Superficial lateral knee dissection. Left knee, anterolateral view. 1, Fibular collateral ligament; 2, iliotibial band; 3, biceps femoris tendon; 4, lateral aspect of the patella.
Figure 1.
Superficial lateral knee dissection. Left knee, anterolateral view. 1, Fibular collateral ligament; 2, iliotibial band; 3, biceps femoris tendon; 4, lateral aspect of the patella.
Figure 2.
Deep lateral knee dissection. Left knee, lateral view. 1, Popliteus tendon; 2, popliteofibular ligament; 3, cut portion of biceps femoris muscle and tendon; 4, cut portion of iliotibial band.
Figure 2.
Deep lateral knee dissection. Left knee, lateral view. 1, Popliteus tendon; 2, popliteofibular ligament; 3, cut portion of biceps femoris muscle and tendon; 4, cut portion of iliotibial band.
Figure 3.
Posterior knee dissection. Right knee, posterior view. 1, Popliteus muscle; 2, arcuate ligament; 3, head of fibula.
Figure 3.

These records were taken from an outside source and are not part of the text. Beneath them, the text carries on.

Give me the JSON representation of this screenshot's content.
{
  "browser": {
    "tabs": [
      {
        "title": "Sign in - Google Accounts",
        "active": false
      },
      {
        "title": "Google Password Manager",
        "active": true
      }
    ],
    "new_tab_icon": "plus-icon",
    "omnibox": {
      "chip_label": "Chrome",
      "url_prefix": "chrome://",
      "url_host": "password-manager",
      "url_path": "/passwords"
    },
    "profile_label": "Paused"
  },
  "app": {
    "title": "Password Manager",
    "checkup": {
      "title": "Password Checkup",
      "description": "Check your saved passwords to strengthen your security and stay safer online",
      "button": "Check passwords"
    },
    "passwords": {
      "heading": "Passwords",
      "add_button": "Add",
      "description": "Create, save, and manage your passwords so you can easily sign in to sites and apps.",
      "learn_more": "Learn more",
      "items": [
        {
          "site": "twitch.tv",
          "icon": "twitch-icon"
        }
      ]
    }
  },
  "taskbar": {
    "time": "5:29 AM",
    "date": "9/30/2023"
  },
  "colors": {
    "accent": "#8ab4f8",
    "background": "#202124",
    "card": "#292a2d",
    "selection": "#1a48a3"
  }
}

Posterior knee dissection. Right knee, posterior view. 1, Popliteus muscle; 2, arcuate ligament; 3, head of fibula.